§ **Requirement**
Return a faithful copy of all the entries, omitting the images.

┌────────

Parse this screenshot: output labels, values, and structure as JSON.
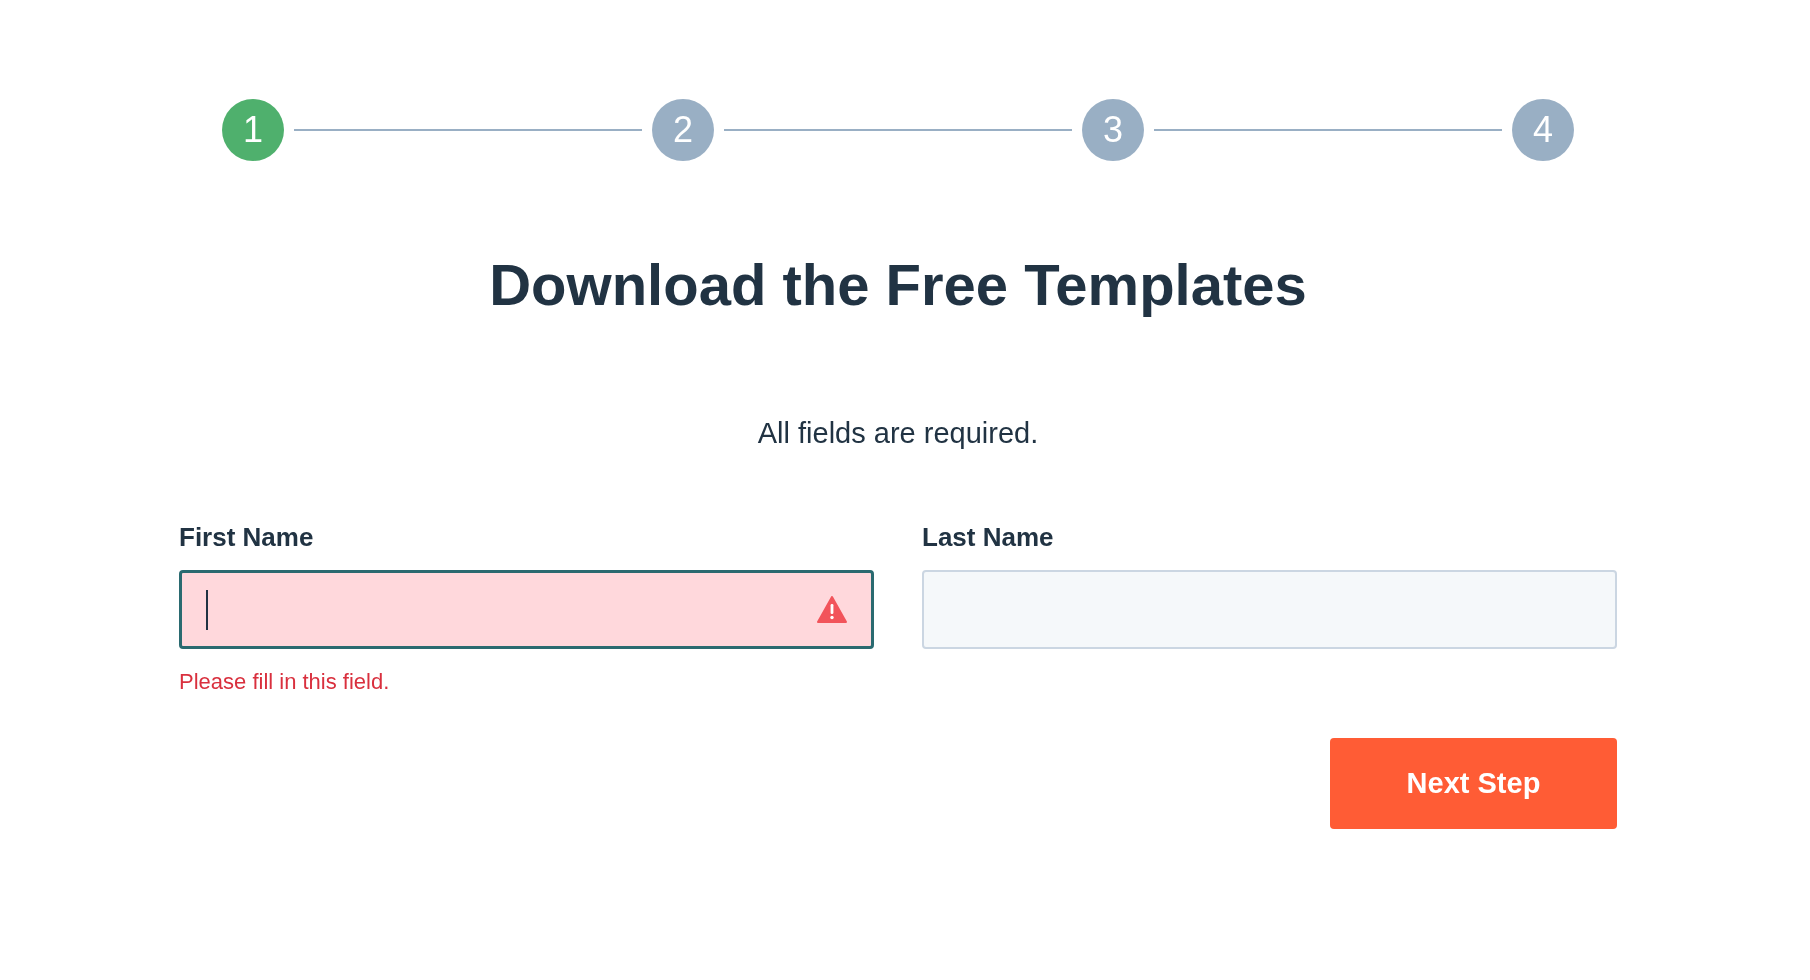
{
  "steps": [
    {
      "label": "1",
      "selected": true
    },
    {
      "label": "2",
      "selected": false
    },
    {
      "label": "3",
      "selected": false
    },
    {
      "label": "4",
      "selected": false
    }
  ],
  "heading": "Download the Free Templates",
  "note": "All fields are required.",
  "fields": [
    {
      "label": "First Name",
      "focused": true,
      "invalid": true,
      "error": "Please fill in this field."
    },
    {
      "label": "Last Name",
      "focused": false,
      "invalid": false
    }
  ],
  "button": "Next Step"
}
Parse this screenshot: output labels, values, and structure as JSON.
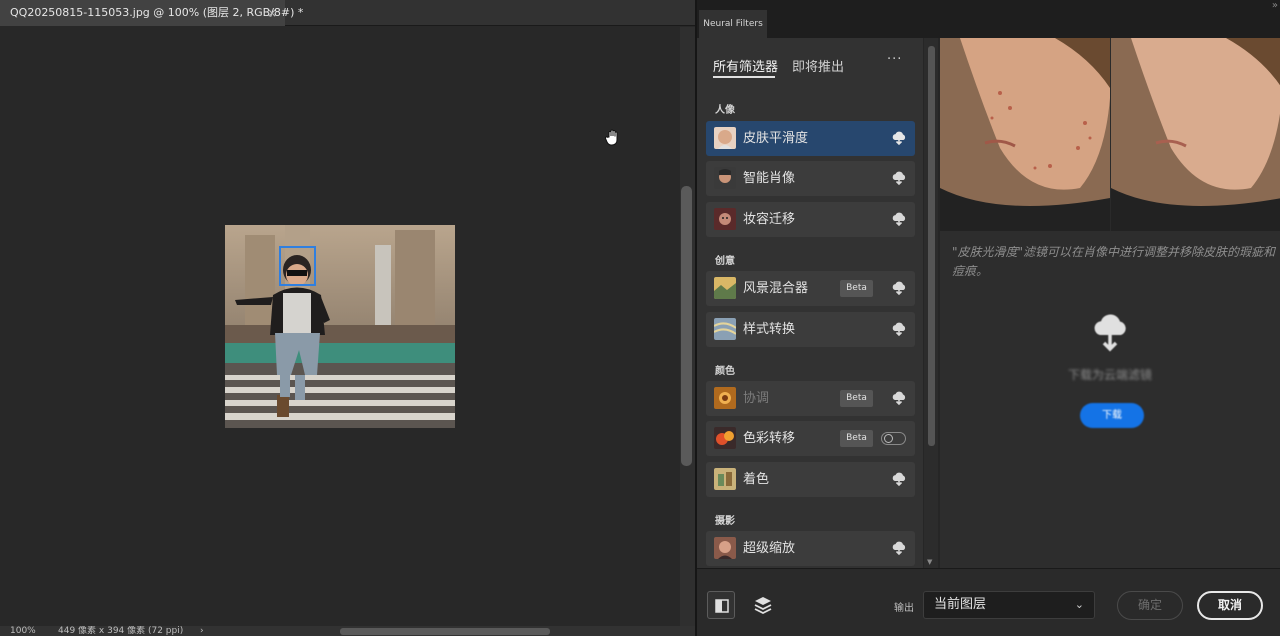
{
  "document": {
    "tab_title": "QQ20250815-115053.jpg @ 100% (图层 2, RGB/8#) *",
    "tab_close": "×",
    "status_zoom": "100%",
    "status_dims": "449 像素 x 394 像素 (72 ppi)",
    "status_arrow": "›"
  },
  "neural_filters": {
    "panel_tab": "Neural Filters",
    "collapse_glyph": "»",
    "tabs": [
      {
        "label": "所有筛选器",
        "active": true
      },
      {
        "label": "即将推出",
        "active": false
      }
    ],
    "more_glyph": "···",
    "categories": [
      {
        "label": "人像",
        "items": [
          {
            "label": "皮肤平滑度",
            "selected": true,
            "beta": false,
            "control": "cloud"
          },
          {
            "label": "智能肖像",
            "selected": false,
            "beta": false,
            "control": "cloud"
          },
          {
            "label": "妆容迁移",
            "selected": false,
            "beta": false,
            "control": "cloud"
          }
        ]
      },
      {
        "label": "创意",
        "items": [
          {
            "label": "风景混合器",
            "selected": false,
            "beta": true,
            "control": "cloud"
          },
          {
            "label": "样式转换",
            "selected": false,
            "beta": false,
            "control": "cloud"
          }
        ]
      },
      {
        "label": "颜色",
        "items": [
          {
            "label": "协调",
            "selected": false,
            "beta": true,
            "control": "cloud",
            "dimmed": true
          },
          {
            "label": "色彩转移",
            "selected": false,
            "beta": true,
            "control": "toggle"
          },
          {
            "label": "着色",
            "selected": false,
            "beta": false,
            "control": "cloud"
          }
        ]
      },
      {
        "label": "摄影",
        "items": [
          {
            "label": "超级缩放",
            "selected": false,
            "beta": false,
            "control": "cloud"
          }
        ]
      }
    ],
    "beta_label": "Beta",
    "detail": {
      "description": "\"皮肤光滑度\"滤镜可以在肖像中进行调整并移除皮肤的瑕疵和痘痕。",
      "download_text": "下载为云端滤镜",
      "download_button": "下载"
    },
    "footer": {
      "output_label": "输出",
      "output_value": "当前图层",
      "ok_label": "确定",
      "cancel_label": "取消"
    }
  },
  "colors": {
    "selected_item": "#27476e",
    "accent_blue": "#1473e6",
    "panel_bg": "#323232",
    "canvas_bg": "#282828"
  }
}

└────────

§ **Task response**
Parse this screenshot: output labels, values, and structure as JSON.
{
  "steps": [
    {
      "label": "1",
      "selected": true
    },
    {
      "label": "2",
      "selected": false
    },
    {
      "label": "3",
      "selected": false
    },
    {
      "label": "4",
      "selected": false
    }
  ],
  "heading": "Download the Free Templates",
  "note": "All fields are required.",
  "fields": [
    {
      "label": "First Name",
      "focused": true,
      "invalid": true,
      "error": "Please fill in this field."
    },
    {
      "label": "Last Name",
      "focused": false,
      "invalid": false
    }
  ],
  "button": "Next Step"
}
Parse this screenshot: output labels, values, and structure as JSON.
{
  "document": {
    "tab_title": "QQ20250815-115053.jpg @ 100% (图层 2, RGB/8#) *",
    "tab_close": "×",
    "status_zoom": "100%",
    "status_dims": "449 像素 x 394 像素 (72 ppi)",
    "status_arrow": "›"
  },
  "neural_filters": {
    "panel_tab": "Neural Filters",
    "collapse_glyph": "»",
    "tabs": [
      {
        "label": "所有筛选器",
        "active": true
      },
      {
        "label": "即将推出",
        "active": false
      }
    ],
    "more_glyph": "···",
    "categories": [
      {
        "label": "人像",
        "items": [
          {
            "label": "皮肤平滑度",
            "selected": true,
            "beta": false,
            "control": "cloud"
          },
          {
            "label": "智能肖像",
            "selected": false,
            "beta": false,
            "control": "cloud"
          },
          {
            "label": "妆容迁移",
            "selected": false,
            "beta": false,
            "control": "cloud"
          }
        ]
      },
      {
        "label": "创意",
        "items": [
          {
            "label": "风景混合器",
            "selected": false,
            "beta": true,
            "control": "cloud"
          },
          {
            "label": "样式转换",
            "selected": false,
            "beta": false,
            "control": "cloud"
          }
        ]
      },
      {
        "label": "颜色",
        "items": [
          {
            "label": "协调",
            "selected": false,
            "beta": true,
            "control": "cloud",
            "dimmed": true
          },
          {
            "label": "色彩转移",
            "selected": false,
            "beta": true,
            "control": "toggle"
          },
          {
            "label": "着色",
            "selected": false,
            "beta": false,
            "control": "cloud"
          }
        ]
      },
      {
        "label": "摄影",
        "items": [
          {
            "label": "超级缩放",
            "selected": false,
            "beta": false,
            "control": "cloud"
          }
        ]
      }
    ],
    "beta_label": "Beta",
    "detail": {
      "description": "\"皮肤光滑度\"滤镜可以在肖像中进行调整并移除皮肤的瑕疵和痘痕。",
      "download_text": "下载为云端滤镜",
      "download_button": "下载"
    },
    "footer": {
      "output_label": "输出",
      "output_value": "当前图层",
      "ok_label": "确定",
      "cancel_label": "取消"
    }
  },
  "colors": {
    "selected_item": "#27476e",
    "accent_blue": "#1473e6",
    "panel_bg": "#323232",
    "canvas_bg": "#282828"
  }
}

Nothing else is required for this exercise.